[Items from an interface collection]
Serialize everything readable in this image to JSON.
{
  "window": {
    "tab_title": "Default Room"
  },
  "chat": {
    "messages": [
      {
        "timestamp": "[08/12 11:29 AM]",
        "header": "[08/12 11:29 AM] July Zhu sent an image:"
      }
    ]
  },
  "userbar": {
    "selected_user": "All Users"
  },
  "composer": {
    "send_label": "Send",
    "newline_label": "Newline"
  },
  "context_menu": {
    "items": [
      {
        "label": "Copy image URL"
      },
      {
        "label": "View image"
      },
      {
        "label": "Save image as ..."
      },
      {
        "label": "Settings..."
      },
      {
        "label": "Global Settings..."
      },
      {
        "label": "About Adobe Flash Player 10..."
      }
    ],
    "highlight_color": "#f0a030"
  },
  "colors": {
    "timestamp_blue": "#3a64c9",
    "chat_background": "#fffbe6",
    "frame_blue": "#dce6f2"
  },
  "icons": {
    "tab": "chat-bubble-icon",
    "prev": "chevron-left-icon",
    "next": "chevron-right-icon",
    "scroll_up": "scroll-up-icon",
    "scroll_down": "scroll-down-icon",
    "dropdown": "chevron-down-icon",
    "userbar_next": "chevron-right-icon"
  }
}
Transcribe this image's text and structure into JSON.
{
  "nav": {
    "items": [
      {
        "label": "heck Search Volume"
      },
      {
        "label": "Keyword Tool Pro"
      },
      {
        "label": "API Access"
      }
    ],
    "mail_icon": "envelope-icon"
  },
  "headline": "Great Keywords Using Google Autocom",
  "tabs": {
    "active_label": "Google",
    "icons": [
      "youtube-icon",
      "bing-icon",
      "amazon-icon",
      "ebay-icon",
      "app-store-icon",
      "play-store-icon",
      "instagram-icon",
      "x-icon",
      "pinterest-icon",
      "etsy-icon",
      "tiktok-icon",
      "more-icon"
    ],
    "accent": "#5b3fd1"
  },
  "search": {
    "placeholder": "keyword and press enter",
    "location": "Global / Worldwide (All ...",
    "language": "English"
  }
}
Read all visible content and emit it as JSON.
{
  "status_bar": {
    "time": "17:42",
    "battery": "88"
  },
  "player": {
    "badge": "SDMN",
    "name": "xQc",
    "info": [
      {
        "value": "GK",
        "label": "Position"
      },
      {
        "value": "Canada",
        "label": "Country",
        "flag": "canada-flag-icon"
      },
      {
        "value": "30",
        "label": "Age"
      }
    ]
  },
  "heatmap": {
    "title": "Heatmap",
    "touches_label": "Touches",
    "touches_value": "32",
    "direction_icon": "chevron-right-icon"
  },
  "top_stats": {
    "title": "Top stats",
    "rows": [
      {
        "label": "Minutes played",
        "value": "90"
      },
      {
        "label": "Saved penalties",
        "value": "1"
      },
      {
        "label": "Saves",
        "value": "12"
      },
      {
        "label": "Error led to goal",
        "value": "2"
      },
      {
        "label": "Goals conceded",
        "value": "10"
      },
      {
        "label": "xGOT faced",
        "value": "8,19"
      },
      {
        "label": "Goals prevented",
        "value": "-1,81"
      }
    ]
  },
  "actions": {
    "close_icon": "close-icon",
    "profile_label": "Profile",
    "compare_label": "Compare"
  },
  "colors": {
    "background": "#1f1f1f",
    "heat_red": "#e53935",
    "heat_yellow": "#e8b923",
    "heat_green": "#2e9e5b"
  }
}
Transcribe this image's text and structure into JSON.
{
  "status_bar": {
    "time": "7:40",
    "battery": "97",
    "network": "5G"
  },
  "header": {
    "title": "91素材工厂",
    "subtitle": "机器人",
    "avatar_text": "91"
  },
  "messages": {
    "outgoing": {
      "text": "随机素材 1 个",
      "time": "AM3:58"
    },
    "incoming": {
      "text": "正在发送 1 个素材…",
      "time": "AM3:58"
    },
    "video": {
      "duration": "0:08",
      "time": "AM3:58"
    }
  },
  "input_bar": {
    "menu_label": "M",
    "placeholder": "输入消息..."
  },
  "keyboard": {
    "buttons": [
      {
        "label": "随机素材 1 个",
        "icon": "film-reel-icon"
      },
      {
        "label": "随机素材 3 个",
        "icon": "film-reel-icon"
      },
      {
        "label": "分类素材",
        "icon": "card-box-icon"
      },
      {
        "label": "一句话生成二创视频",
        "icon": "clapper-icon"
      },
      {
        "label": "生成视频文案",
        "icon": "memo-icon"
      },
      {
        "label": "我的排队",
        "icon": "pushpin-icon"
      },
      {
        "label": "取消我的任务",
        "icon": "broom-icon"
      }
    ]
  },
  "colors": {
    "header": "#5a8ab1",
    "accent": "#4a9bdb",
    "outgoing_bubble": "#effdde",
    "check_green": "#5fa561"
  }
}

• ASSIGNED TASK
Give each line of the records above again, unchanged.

• ANSWER SECTION
Serialize everything readable in this image to JSON.
{
  "window": {
    "tab_title": "Default Room"
  },
  "chat": {
    "messages": [
      {
        "timestamp": "[08/12 11:29 AM]",
        "header": "[08/12 11:29 AM] July Zhu sent an image:"
      }
    ]
  },
  "userbar": {
    "selected_user": "All Users"
  },
  "composer": {
    "send_label": "Send",
    "newline_label": "Newline"
  },
  "context_menu": {
    "items": [
      {
        "label": "Copy image URL"
      },
      {
        "label": "View image"
      },
      {
        "label": "Save image as ..."
      },
      {
        "label": "Settings..."
      },
      {
        "label": "Global Settings..."
      },
      {
        "label": "About Adobe Flash Player 10..."
      }
    ],
    "highlight_color": "#f0a030"
  },
  "colors": {
    "timestamp_blue": "#3a64c9",
    "chat_background": "#fffbe6",
    "frame_blue": "#dce6f2"
  },
  "icons": {
    "tab": "chat-bubble-icon",
    "prev": "chevron-left-icon",
    "next": "chevron-right-icon",
    "scroll_up": "scroll-up-icon",
    "scroll_down": "scroll-down-icon",
    "dropdown": "chevron-down-icon",
    "userbar_next": "chevron-right-icon"
  }
}
Transcribe this image's text and structure into JSON.
{
  "nav": {
    "items": [
      {
        "label": "heck Search Volume"
      },
      {
        "label": "Keyword Tool Pro"
      },
      {
        "label": "API Access"
      }
    ],
    "mail_icon": "envelope-icon"
  },
  "headline": "Great Keywords Using Google Autocom",
  "tabs": {
    "active_label": "Google",
    "icons": [
      "youtube-icon",
      "bing-icon",
      "amazon-icon",
      "ebay-icon",
      "app-store-icon",
      "play-store-icon",
      "instagram-icon",
      "x-icon",
      "pinterest-icon",
      "etsy-icon",
      "tiktok-icon",
      "more-icon"
    ],
    "accent": "#5b3fd1"
  },
  "search": {
    "placeholder": "keyword and press enter",
    "location": "Global / Worldwide (All ...",
    "language": "English"
  }
}
Read all visible content and emit it as JSON.
{
  "status_bar": {
    "time": "17:42",
    "battery": "88"
  },
  "player": {
    "badge": "SDMN",
    "name": "xQc",
    "info": [
      {
        "value": "GK",
        "label": "Position"
      },
      {
        "value": "Canada",
        "label": "Country",
        "flag": "canada-flag-icon"
      },
      {
        "value": "30",
        "label": "Age"
      }
    ]
  },
  "heatmap": {
    "title": "Heatmap",
    "touches_label": "Touches",
    "touches_value": "32",
    "direction_icon": "chevron-right-icon"
  },
  "top_stats": {
    "title": "Top stats",
    "rows": [
      {
        "label": "Minutes played",
        "value": "90"
      },
      {
        "label": "Saved penalties",
        "value": "1"
      },
      {
        "label": "Saves",
        "value": "12"
      },
      {
        "label": "Error led to goal",
        "value": "2"
      },
      {
        "label": "Goals conceded",
        "value": "10"
      },
      {
        "label": "xGOT faced",
        "value": "8,19"
      },
      {
        "label": "Goals prevented",
        "value": "-1,81"
      }
    ]
  },
  "actions": {
    "close_icon": "close-icon",
    "profile_label": "Profile",
    "compare_label": "Compare"
  },
  "colors": {
    "background": "#1f1f1f",
    "heat_red": "#e53935",
    "heat_yellow": "#e8b923",
    "heat_green": "#2e9e5b"
  }
}
Transcribe this image's text and structure into JSON.
{
  "status_bar": {
    "time": "7:40",
    "battery": "97",
    "network": "5G"
  },
  "header": {
    "title": "91素材工厂",
    "subtitle": "机器人",
    "avatar_text": "91"
  },
  "messages": {
    "outgoing": {
      "text": "随机素材 1 个",
      "time": "AM3:58"
    },
    "incoming": {
      "text": "正在发送 1 个素材…",
      "time": "AM3:58"
    },
    "video": {
      "duration": "0:08",
      "time": "AM3:58"
    }
  },
  "input_bar": {
    "menu_label": "M",
    "placeholder": "输入消息..."
  },
  "keyboard": {
    "buttons": [
      {
        "label": "随机素材 1 个",
        "icon": "film-reel-icon"
      },
      {
        "label": "随机素材 3 个",
        "icon": "film-reel-icon"
      },
      {
        "label": "分类素材",
        "icon": "card-box-icon"
      },
      {
        "label": "一句话生成二创视频",
        "icon": "clapper-icon"
      },
      {
        "label": "生成视频文案",
        "icon": "memo-icon"
      },
      {
        "label": "我的排队",
        "icon": "pushpin-icon"
      },
      {
        "label": "取消我的任务",
        "icon": "broom-icon"
      }
    ]
  },
  "colors": {
    "header": "#5a8ab1",
    "accent": "#4a9bdb",
    "outgoing_bubble": "#effdde",
    "check_green": "#5fa561"
  }
}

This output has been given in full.